*WHAT IS NEEDED:*
Everything in the entries is to be written out exactly, except for the pictures.

*EXERCISE INPUTS:*

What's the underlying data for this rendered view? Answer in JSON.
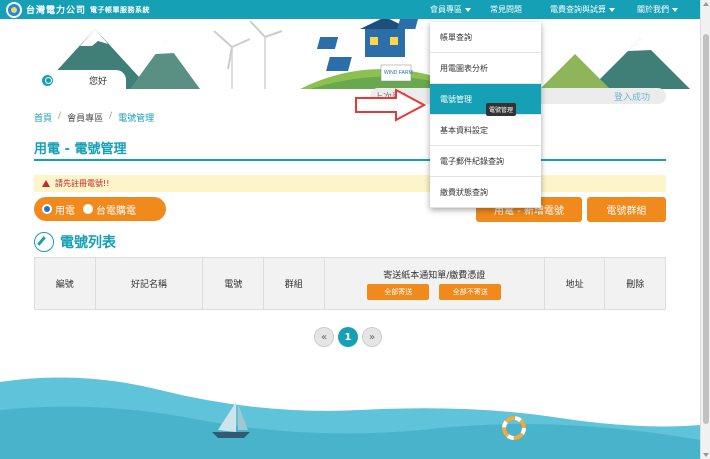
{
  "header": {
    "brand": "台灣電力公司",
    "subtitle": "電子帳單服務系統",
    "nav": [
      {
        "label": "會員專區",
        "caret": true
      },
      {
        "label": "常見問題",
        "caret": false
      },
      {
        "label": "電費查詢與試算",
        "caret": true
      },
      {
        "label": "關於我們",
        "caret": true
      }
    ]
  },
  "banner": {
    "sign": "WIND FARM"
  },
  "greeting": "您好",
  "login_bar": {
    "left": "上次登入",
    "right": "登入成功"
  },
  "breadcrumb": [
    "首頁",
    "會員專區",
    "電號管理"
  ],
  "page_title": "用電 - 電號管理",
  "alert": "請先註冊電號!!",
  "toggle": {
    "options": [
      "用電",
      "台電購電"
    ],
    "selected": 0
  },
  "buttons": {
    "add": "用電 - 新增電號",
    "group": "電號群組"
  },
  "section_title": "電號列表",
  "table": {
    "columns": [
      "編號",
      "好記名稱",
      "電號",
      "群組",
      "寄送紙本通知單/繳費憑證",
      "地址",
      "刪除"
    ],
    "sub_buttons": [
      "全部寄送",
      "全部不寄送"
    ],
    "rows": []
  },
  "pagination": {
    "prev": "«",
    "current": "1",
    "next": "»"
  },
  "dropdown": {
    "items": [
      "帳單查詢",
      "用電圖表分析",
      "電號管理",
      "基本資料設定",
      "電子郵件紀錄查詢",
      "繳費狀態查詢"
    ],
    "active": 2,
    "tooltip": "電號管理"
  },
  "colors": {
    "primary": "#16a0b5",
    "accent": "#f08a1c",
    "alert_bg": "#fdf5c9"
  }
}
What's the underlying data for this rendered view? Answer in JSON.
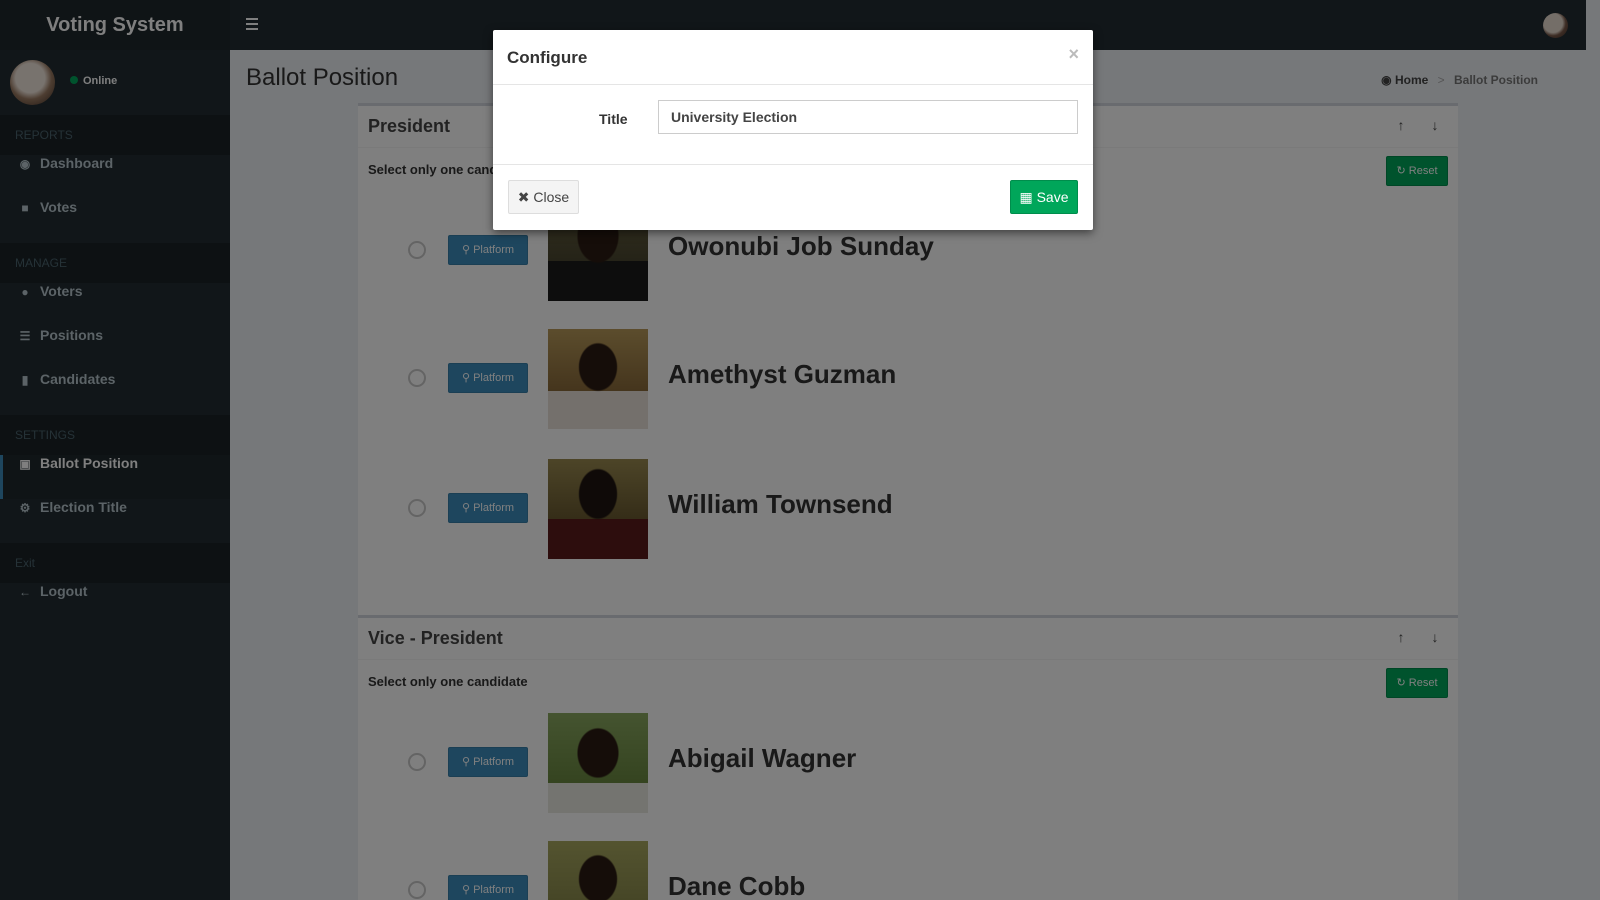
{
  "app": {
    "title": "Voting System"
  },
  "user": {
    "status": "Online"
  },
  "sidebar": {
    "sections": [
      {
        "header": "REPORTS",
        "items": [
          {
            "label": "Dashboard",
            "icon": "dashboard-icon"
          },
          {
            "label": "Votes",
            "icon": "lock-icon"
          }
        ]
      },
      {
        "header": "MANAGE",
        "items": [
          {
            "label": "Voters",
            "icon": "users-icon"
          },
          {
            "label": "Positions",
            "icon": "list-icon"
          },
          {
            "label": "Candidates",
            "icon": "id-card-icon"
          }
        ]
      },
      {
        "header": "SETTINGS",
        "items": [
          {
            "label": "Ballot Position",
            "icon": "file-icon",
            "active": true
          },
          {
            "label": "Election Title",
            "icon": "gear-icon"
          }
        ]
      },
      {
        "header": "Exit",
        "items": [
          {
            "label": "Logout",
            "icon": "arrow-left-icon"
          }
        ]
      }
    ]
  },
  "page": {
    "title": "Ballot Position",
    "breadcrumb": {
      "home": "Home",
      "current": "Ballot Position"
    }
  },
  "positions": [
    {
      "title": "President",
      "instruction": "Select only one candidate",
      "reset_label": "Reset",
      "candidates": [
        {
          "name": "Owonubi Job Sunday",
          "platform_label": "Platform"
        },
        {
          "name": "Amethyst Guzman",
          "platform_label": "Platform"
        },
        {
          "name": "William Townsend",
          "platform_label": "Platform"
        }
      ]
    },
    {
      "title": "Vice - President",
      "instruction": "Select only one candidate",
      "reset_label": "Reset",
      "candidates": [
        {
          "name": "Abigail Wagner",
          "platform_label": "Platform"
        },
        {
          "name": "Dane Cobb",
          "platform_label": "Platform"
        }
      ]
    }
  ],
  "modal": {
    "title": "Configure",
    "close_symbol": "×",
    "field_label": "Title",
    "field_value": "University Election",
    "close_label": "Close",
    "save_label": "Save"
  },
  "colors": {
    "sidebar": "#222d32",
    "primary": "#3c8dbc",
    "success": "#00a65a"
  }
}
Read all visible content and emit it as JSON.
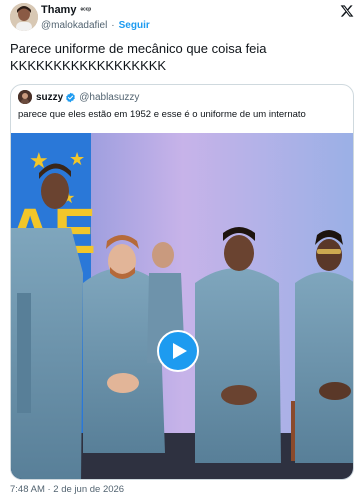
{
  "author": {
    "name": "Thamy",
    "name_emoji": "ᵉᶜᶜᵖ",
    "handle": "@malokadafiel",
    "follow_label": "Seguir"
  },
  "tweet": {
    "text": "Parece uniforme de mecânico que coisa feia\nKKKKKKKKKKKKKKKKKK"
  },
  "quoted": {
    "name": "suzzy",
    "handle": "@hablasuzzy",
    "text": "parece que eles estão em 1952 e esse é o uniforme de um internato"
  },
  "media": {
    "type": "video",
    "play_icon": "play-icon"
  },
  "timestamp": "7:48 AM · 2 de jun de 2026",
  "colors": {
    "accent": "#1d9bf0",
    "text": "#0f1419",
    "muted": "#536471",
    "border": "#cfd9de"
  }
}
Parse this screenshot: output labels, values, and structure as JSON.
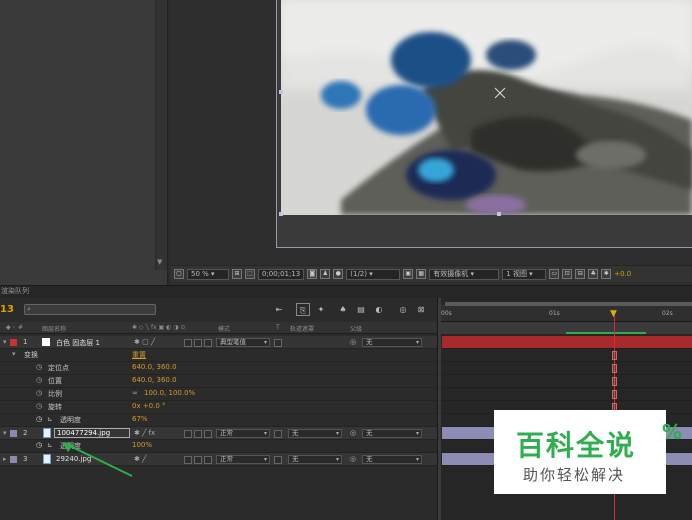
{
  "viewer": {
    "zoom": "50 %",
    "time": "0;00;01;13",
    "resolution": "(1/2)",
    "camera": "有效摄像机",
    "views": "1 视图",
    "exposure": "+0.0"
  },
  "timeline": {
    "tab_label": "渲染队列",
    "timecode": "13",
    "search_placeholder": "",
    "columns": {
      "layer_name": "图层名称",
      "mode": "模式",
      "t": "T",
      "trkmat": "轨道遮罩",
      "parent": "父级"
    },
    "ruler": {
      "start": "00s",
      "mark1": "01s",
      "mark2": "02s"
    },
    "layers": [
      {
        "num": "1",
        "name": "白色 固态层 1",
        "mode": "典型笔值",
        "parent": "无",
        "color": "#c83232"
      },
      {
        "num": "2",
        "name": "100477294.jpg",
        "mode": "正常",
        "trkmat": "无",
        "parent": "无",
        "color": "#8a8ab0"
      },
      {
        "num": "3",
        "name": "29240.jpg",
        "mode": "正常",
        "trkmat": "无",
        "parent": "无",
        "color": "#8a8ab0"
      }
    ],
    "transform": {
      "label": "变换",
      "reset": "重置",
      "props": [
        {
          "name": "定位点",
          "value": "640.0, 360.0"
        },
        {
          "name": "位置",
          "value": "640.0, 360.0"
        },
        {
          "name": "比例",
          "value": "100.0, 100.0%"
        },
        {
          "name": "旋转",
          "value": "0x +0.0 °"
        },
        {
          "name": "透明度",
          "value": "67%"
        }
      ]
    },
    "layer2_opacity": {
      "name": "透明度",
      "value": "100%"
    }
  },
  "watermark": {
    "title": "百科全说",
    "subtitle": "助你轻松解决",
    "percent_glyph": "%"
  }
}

*RESULT OF THIS TASK:*
What's the underlying data for this rendered view? Answer in JSON.
{
  "header": {
    "brand": "台灣電力公司",
    "subtitle": "電子帳單服務系統",
    "nav": [
      {
        "label": "會員專區",
        "caret": true
      },
      {
        "label": "常見問題",
        "caret": false
      },
      {
        "label": "電費查詢與試算",
        "caret": true
      },
      {
        "label": "關於我們",
        "caret": true
      }
    ]
  },
  "banner": {
    "sign": "WIND FARM"
  },
  "greeting": "您好",
  "login_bar": {
    "left": "上次登入",
    "right": "登入成功"
  },
  "breadcrumb": [
    "首頁",
    "會員專區",
    "電號管理"
  ],
  "page_title": "用電 - 電號管理",
  "alert": "請先註冊電號!!",
  "toggle": {
    "options": [
      "用電",
      "台電購電"
    ],
    "selected": 0
  },
  "buttons": {
    "add": "用電 - 新增電號",
    "group": "電號群組"
  },
  "section_title": "電號列表",
  "table": {
    "columns": [
      "編號",
      "好記名稱",
      "電號",
      "群組",
      "寄送紙本通知單/繳費憑證",
      "地址",
      "刪除"
    ],
    "sub_buttons": [
      "全部寄送",
      "全部不寄送"
    ],
    "rows": []
  },
  "pagination": {
    "prev": "«",
    "current": "1",
    "next": "»"
  },
  "dropdown": {
    "items": [
      "帳單查詢",
      "用電圖表分析",
      "電號管理",
      "基本資料設定",
      "電子郵件紀錄查詢",
      "繳費狀態查詢"
    ],
    "active": 2,
    "tooltip": "電號管理"
  },
  "colors": {
    "primary": "#16a0b5",
    "accent": "#f08a1c",
    "alert_bg": "#fdf5c9"
  }
}
What's the underlying data for this rendered view? Answer in JSON.
{
  "app": {
    "title": "Voting System"
  },
  "user": {
    "status": "Online"
  },
  "sidebar": {
    "sections": [
      {
        "header": "REPORTS",
        "items": [
          {
            "label": "Dashboard",
            "icon": "dashboard-icon"
          },
          {
            "label": "Votes",
            "icon": "lock-icon"
          }
        ]
      },
      {
        "header": "MANAGE",
        "items": [
          {
            "label": "Voters",
            "icon": "users-icon"
          },
          {
            "label": "Positions",
            "icon": "list-icon"
          },
          {
            "label": "Candidates",
            "icon": "id-card-icon"
          }
        ]
      },
      {
        "header": "SETTINGS",
        "items": [
          {
            "label": "Ballot Position",
            "icon": "file-icon",
            "active": true
          },
          {
            "label": "Election Title",
            "icon": "gear-icon"
          }
        ]
      },
      {
        "header": "Exit",
        "items": [
          {
            "label": "Logout",
            "icon": "arrow-left-icon"
          }
        ]
      }
    ]
  },
  "page": {
    "title": "Ballot Position",
    "breadcrumb": {
      "home": "Home",
      "current": "Ballot Position"
    }
  },
  "positions": [
    {
      "title": "President",
      "instruction": "Select only one candidate",
      "reset_label": "Reset",
      "candidates": [
        {
          "name": "Owonubi Job Sunday",
          "platform_label": "Platform"
        },
        {
          "name": "Amethyst Guzman",
          "platform_label": "Platform"
        },
        {
          "name": "William Townsend",
          "platform_label": "Platform"
        }
      ]
    },
    {
      "title": "Vice - President",
      "instruction": "Select only one candidate",
      "reset_label": "Reset",
      "candidates": [
        {
          "name": "Abigail Wagner",
          "platform_label": "Platform"
        },
        {
          "name": "Dane Cobb",
          "platform_label": "Platform"
        }
      ]
    }
  ],
  "modal": {
    "title": "Configure",
    "close_symbol": "×",
    "field_label": "Title",
    "field_value": "University Election",
    "close_label": "Close",
    "save_label": "Save"
  },
  "colors": {
    "sidebar": "#222d32",
    "primary": "#3c8dbc",
    "success": "#00a65a"
  }
}
Read all visible content and emit it as JSON.
{
  "author": {
    "name": "Thamy",
    "name_emoji": "ᵉᶜᶜᵖ",
    "handle": "@malokadafiel",
    "follow_label": "Seguir"
  },
  "tweet": {
    "text": "Parece uniforme de mecânico que coisa feia\nKKKKKKKKKKKKKKKKKK"
  },
  "quoted": {
    "name": "suzzy",
    "handle": "@hablasuzzy",
    "text": "parece que eles estão em 1952 e esse é o uniforme de um internato"
  },
  "media": {
    "type": "video",
    "play_icon": "play-icon"
  },
  "timestamp": "7:48 AM · 2 de jun de 2026",
  "colors": {
    "accent": "#1d9bf0",
    "text": "#0f1419",
    "muted": "#536471",
    "border": "#cfd9de"
  }
}
Parse this screenshot: output labels, values, and structure as JSON.
{
  "viewer": {
    "zoom": "50 %",
    "time": "0;00;01;13",
    "resolution": "(1/2)",
    "camera": "有效摄像机",
    "views": "1 视图",
    "exposure": "+0.0"
  },
  "timeline": {
    "tab_label": "渲染队列",
    "timecode": "13",
    "search_placeholder": "",
    "columns": {
      "layer_name": "图层名称",
      "mode": "模式",
      "t": "T",
      "trkmat": "轨道遮罩",
      "parent": "父级"
    },
    "ruler": {
      "start": "00s",
      "mark1": "01s",
      "mark2": "02s"
    },
    "layers": [
      {
        "num": "1",
        "name": "白色 固态层 1",
        "mode": "典型笔值",
        "parent": "无",
        "color": "#c83232"
      },
      {
        "num": "2",
        "name": "100477294.jpg",
        "mode": "正常",
        "trkmat": "无",
        "parent": "无",
        "color": "#8a8ab0"
      },
      {
        "num": "3",
        "name": "29240.jpg",
        "mode": "正常",
        "trkmat": "无",
        "parent": "无",
        "color": "#8a8ab0"
      }
    ],
    "transform": {
      "label": "变换",
      "reset": "重置",
      "props": [
        {
          "name": "定位点",
          "value": "640.0, 360.0"
        },
        {
          "name": "位置",
          "value": "640.0, 360.0"
        },
        {
          "name": "比例",
          "value": "100.0, 100.0%"
        },
        {
          "name": "旋转",
          "value": "0x +0.0 °"
        },
        {
          "name": "透明度",
          "value": "67%"
        }
      ]
    },
    "layer2_opacity": {
      "name": "透明度",
      "value": "100%"
    }
  },
  "watermark": {
    "title": "百科全说",
    "subtitle": "助你轻松解决",
    "percent_glyph": "%"
  }
}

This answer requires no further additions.